In your copy, each line below is repeated exactly and no image appears.

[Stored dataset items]
###

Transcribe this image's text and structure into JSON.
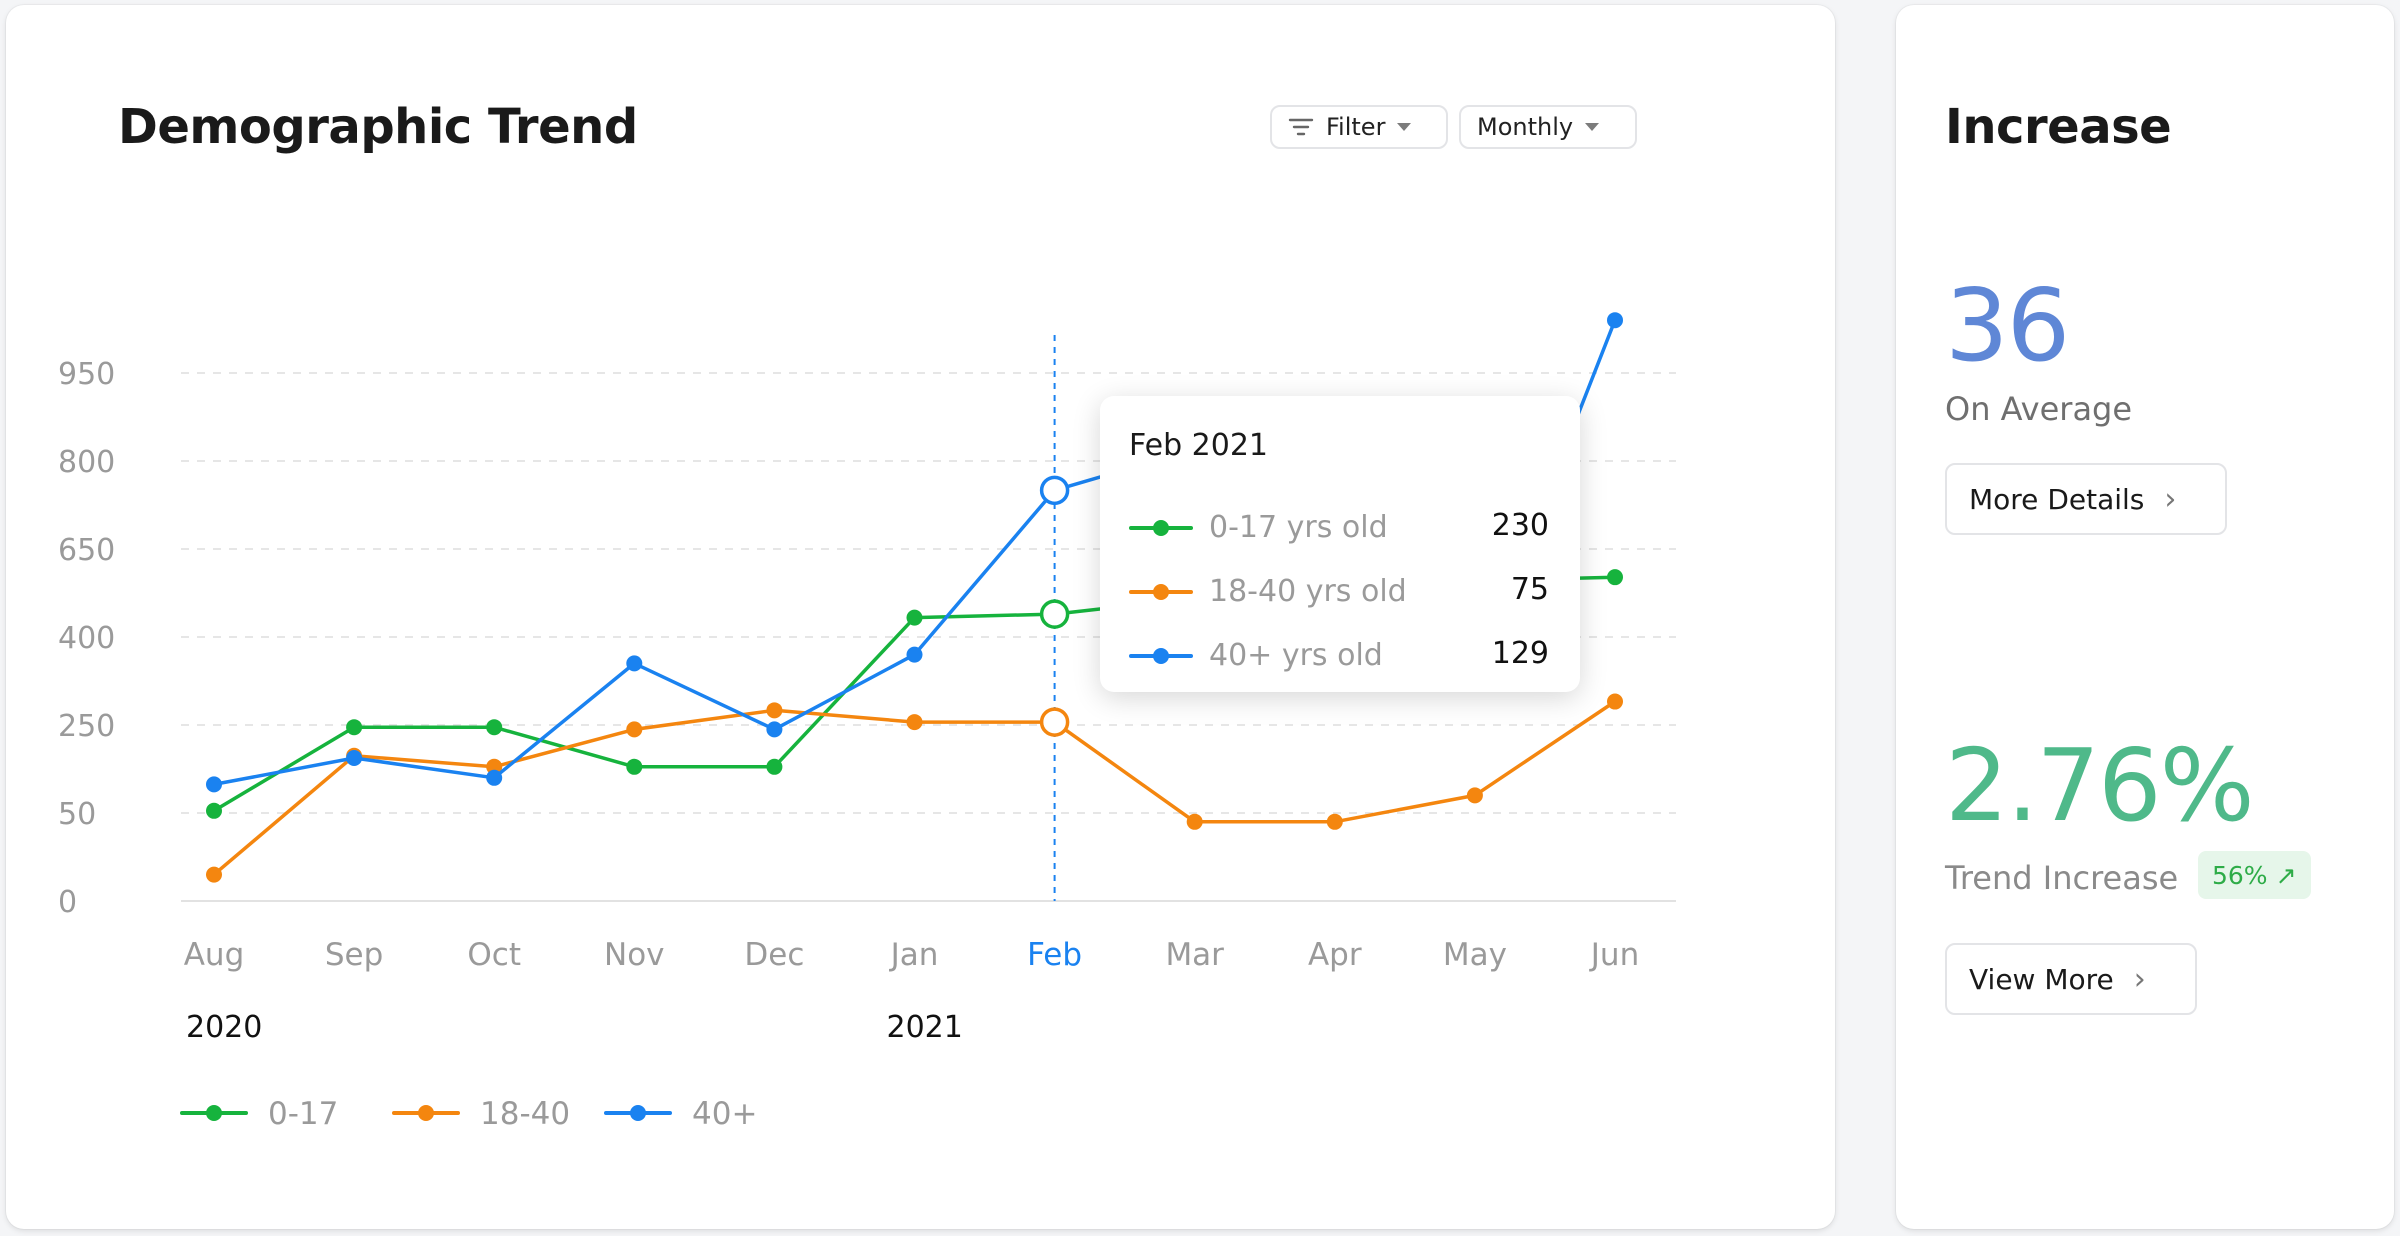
{
  "main": {
    "title": "Demographic Trend",
    "filter_label": "Filter",
    "period_label": "Monthly"
  },
  "chart_data": {
    "type": "line",
    "categories": [
      "Aug",
      "Sep",
      "Oct",
      "Nov",
      "Dec",
      "Jan",
      "Feb",
      "Mar",
      "Apr",
      "May",
      "Jun"
    ],
    "y_ticks": [
      0,
      50,
      250,
      400,
      650,
      800,
      950
    ],
    "year_labels": [
      {
        "label": "2020",
        "at": "Aug"
      },
      {
        "label": "2021",
        "at": "Jan"
      }
    ],
    "highlighted_category": "Feb",
    "series": [
      {
        "name": "0-17",
        "color": "#16b33d",
        "values": [
          55,
          245,
          245,
          155,
          155,
          455,
          465,
          510,
          530,
          560,
          570
        ]
      },
      {
        "name": "18-40",
        "color": "#f4860f",
        "values": [
          15,
          180,
          155,
          240,
          275,
          255,
          255,
          45,
          45,
          90,
          290
        ]
      },
      {
        "name": "40+",
        "color": "#1a82f0",
        "values": [
          115,
          175,
          130,
          355,
          240,
          370,
          750,
          820,
          330,
          330,
          1040
        ]
      }
    ],
    "legend_placement": "bottom-left",
    "grid": true
  },
  "tooltip": {
    "title": "Feb 2021",
    "rows": [
      {
        "label": "0-17 yrs old",
        "value": "230"
      },
      {
        "label": "18-40 yrs old",
        "value": "75"
      },
      {
        "label": "40+ yrs old",
        "value": "129"
      }
    ]
  },
  "side": {
    "title": "Increase",
    "average_value": "36",
    "average_caption": "On Average",
    "more_details_label": "More Details",
    "trend_value": "2.76%",
    "trend_caption": "Trend Increase",
    "badge_text": "56%",
    "badge_icon": "arrow-up-right-icon",
    "view_more_label": "View More"
  },
  "colors": {
    "accent_blue": "#1a82f0",
    "average_value": "#5f87d6",
    "trend_value": "#4fb98a",
    "badge_green": "#2eac48"
  }
}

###

## [Task answer]
Transcribe this image's text and structure into JSON.
{
  "main": {
    "title": "Demographic Trend",
    "filter_label": "Filter",
    "period_label": "Monthly"
  },
  "chart_data": {
    "type": "line",
    "categories": [
      "Aug",
      "Sep",
      "Oct",
      "Nov",
      "Dec",
      "Jan",
      "Feb",
      "Mar",
      "Apr",
      "May",
      "Jun"
    ],
    "y_ticks": [
      0,
      50,
      250,
      400,
      650,
      800,
      950
    ],
    "year_labels": [
      {
        "label": "2020",
        "at": "Aug"
      },
      {
        "label": "2021",
        "at": "Jan"
      }
    ],
    "highlighted_category": "Feb",
    "series": [
      {
        "name": "0-17",
        "color": "#16b33d",
        "values": [
          55,
          245,
          245,
          155,
          155,
          455,
          465,
          510,
          530,
          560,
          570
        ]
      },
      {
        "name": "18-40",
        "color": "#f4860f",
        "values": [
          15,
          180,
          155,
          240,
          275,
          255,
          255,
          45,
          45,
          90,
          290
        ]
      },
      {
        "name": "40+",
        "color": "#1a82f0",
        "values": [
          115,
          175,
          130,
          355,
          240,
          370,
          750,
          820,
          330,
          330,
          1040
        ]
      }
    ],
    "legend_placement": "bottom-left",
    "grid": true
  },
  "tooltip": {
    "title": "Feb 2021",
    "rows": [
      {
        "label": "0-17 yrs old",
        "value": "230"
      },
      {
        "label": "18-40 yrs old",
        "value": "75"
      },
      {
        "label": "40+ yrs old",
        "value": "129"
      }
    ]
  },
  "side": {
    "title": "Increase",
    "average_value": "36",
    "average_caption": "On Average",
    "more_details_label": "More Details",
    "trend_value": "2.76%",
    "trend_caption": "Trend Increase",
    "badge_text": "56%",
    "badge_icon": "arrow-up-right-icon",
    "view_more_label": "View More"
  },
  "colors": {
    "accent_blue": "#1a82f0",
    "average_value": "#5f87d6",
    "trend_value": "#4fb98a",
    "badge_green": "#2eac48"
  }
}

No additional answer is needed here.